START DATA SHOWN

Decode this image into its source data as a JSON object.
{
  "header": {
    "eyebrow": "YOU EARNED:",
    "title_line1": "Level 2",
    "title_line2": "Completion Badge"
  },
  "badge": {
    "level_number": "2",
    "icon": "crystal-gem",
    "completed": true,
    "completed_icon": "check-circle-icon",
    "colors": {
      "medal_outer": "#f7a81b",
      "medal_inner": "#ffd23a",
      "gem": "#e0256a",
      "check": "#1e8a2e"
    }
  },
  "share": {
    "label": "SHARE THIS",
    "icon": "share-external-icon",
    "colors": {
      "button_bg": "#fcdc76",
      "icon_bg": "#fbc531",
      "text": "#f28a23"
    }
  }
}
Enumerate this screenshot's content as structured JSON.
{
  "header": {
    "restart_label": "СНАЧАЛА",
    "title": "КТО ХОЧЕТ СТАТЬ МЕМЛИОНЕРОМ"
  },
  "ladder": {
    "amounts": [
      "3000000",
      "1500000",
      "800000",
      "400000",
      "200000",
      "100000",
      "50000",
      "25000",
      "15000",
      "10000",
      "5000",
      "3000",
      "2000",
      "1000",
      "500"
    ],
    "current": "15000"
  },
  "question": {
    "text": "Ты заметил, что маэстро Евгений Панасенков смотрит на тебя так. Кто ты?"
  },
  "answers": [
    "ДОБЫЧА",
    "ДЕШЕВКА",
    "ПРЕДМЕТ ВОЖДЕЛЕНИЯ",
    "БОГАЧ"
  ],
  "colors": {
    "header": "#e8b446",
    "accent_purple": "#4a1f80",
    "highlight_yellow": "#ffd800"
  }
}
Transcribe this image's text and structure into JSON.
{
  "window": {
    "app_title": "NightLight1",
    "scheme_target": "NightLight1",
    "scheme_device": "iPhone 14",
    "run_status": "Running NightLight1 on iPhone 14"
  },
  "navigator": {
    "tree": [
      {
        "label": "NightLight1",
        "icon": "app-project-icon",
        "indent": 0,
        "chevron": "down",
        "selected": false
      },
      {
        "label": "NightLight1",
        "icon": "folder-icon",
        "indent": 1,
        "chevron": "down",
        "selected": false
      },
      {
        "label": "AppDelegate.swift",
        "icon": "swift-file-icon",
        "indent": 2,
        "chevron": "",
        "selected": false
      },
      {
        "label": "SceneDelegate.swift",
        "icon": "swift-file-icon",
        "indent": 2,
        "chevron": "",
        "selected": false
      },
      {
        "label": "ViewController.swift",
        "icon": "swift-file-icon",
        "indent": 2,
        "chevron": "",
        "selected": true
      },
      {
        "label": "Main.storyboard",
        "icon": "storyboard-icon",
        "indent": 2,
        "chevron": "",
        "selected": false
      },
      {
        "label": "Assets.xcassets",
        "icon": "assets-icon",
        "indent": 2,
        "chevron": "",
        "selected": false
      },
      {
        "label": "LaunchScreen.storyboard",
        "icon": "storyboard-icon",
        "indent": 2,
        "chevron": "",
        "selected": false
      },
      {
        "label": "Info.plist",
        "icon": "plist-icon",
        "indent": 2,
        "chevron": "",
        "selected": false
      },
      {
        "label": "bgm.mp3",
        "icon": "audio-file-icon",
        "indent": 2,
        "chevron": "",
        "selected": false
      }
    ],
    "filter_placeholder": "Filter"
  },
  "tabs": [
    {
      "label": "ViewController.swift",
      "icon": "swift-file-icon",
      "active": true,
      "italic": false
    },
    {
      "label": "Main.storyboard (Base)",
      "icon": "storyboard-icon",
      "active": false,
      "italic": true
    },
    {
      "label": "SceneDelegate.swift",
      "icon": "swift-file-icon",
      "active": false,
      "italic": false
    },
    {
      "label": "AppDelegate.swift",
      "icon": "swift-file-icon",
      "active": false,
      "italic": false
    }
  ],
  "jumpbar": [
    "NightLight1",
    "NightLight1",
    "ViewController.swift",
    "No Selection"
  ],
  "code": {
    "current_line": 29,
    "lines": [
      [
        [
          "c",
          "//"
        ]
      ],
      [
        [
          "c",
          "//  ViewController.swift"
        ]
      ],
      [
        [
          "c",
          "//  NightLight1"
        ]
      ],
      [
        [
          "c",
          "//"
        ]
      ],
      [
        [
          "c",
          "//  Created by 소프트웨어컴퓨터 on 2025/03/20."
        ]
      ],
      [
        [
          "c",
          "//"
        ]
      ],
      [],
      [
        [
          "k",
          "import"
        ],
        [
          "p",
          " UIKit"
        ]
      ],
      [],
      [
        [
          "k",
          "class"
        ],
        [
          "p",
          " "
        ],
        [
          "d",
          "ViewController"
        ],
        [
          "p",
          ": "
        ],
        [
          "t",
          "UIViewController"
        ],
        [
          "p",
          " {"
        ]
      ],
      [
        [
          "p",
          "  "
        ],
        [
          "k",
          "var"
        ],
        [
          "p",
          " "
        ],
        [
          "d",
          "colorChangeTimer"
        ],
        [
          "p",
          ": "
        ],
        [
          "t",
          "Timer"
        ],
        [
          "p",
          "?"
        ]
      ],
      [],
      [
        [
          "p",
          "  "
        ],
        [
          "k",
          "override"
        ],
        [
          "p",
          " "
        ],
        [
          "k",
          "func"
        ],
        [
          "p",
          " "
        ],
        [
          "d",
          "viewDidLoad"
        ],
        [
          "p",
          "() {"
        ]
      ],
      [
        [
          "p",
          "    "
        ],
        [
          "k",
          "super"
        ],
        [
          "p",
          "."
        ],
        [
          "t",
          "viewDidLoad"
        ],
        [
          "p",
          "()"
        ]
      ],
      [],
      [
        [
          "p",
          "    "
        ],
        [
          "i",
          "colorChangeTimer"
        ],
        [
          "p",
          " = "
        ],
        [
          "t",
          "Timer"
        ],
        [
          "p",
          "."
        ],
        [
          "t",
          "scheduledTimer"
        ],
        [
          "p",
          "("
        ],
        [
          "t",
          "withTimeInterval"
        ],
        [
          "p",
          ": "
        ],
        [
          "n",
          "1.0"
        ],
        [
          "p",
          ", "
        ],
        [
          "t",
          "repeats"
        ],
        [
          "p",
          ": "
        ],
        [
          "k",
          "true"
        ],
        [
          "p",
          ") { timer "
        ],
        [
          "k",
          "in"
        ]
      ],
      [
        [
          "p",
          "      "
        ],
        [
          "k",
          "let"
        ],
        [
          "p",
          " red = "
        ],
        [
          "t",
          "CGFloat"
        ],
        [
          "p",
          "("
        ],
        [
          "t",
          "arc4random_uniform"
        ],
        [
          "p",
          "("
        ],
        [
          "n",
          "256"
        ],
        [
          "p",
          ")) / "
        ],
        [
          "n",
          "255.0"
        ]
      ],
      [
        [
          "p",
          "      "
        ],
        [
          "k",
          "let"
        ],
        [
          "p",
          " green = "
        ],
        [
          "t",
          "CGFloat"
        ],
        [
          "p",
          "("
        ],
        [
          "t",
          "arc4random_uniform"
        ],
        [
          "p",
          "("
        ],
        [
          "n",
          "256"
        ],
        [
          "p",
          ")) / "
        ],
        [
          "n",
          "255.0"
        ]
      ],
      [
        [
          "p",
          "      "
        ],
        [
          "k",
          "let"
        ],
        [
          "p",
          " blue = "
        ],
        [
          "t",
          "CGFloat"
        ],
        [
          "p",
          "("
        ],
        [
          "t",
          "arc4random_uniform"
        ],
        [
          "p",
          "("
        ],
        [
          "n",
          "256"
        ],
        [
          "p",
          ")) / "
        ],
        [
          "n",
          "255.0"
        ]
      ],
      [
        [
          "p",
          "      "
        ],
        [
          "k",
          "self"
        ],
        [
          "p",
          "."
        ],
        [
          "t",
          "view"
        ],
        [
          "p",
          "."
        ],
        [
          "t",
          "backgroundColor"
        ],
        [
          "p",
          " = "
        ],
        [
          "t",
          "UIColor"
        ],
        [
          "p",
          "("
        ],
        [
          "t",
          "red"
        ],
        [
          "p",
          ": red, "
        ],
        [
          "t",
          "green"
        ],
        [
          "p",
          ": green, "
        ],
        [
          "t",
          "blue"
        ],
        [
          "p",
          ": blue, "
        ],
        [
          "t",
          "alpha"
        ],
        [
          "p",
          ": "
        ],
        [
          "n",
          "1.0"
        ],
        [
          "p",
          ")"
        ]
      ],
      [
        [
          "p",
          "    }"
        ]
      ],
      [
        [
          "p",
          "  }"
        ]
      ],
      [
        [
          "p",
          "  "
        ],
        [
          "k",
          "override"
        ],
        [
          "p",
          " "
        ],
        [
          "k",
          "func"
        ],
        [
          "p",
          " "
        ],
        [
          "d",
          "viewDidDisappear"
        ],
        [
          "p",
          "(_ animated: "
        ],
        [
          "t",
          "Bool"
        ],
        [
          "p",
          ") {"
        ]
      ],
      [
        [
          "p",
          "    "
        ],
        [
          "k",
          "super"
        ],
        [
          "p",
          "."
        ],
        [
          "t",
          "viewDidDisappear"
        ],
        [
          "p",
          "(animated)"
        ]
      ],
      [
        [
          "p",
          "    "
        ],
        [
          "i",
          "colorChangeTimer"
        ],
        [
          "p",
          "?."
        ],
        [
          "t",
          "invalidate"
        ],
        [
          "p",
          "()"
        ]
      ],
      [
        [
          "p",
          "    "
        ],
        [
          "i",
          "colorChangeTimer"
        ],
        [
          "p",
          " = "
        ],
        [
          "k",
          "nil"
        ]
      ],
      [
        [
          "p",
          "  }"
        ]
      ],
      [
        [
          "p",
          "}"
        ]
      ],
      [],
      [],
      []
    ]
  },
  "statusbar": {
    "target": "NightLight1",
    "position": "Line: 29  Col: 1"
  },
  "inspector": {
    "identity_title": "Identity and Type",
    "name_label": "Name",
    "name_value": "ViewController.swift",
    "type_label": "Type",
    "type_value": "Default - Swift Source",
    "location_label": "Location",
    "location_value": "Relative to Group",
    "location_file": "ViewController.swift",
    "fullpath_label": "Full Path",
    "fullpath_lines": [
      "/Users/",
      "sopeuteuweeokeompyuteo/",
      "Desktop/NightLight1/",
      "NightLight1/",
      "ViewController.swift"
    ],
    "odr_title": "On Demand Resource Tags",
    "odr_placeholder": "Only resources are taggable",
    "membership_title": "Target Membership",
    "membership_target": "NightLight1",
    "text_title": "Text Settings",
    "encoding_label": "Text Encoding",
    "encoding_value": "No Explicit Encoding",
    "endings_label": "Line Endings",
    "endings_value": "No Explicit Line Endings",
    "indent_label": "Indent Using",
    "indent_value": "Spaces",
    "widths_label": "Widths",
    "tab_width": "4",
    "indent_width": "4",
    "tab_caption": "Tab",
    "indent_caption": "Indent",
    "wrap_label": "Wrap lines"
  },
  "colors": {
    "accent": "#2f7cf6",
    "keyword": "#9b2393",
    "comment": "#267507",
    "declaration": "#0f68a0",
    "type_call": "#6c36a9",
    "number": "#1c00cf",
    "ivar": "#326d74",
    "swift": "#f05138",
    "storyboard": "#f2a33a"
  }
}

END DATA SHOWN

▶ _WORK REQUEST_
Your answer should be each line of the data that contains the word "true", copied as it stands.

▶ _OUTPUT OF THE EXERCISE_
    "completed": true,
        "selected": true
      "active": true,
      "italic": true
          "true"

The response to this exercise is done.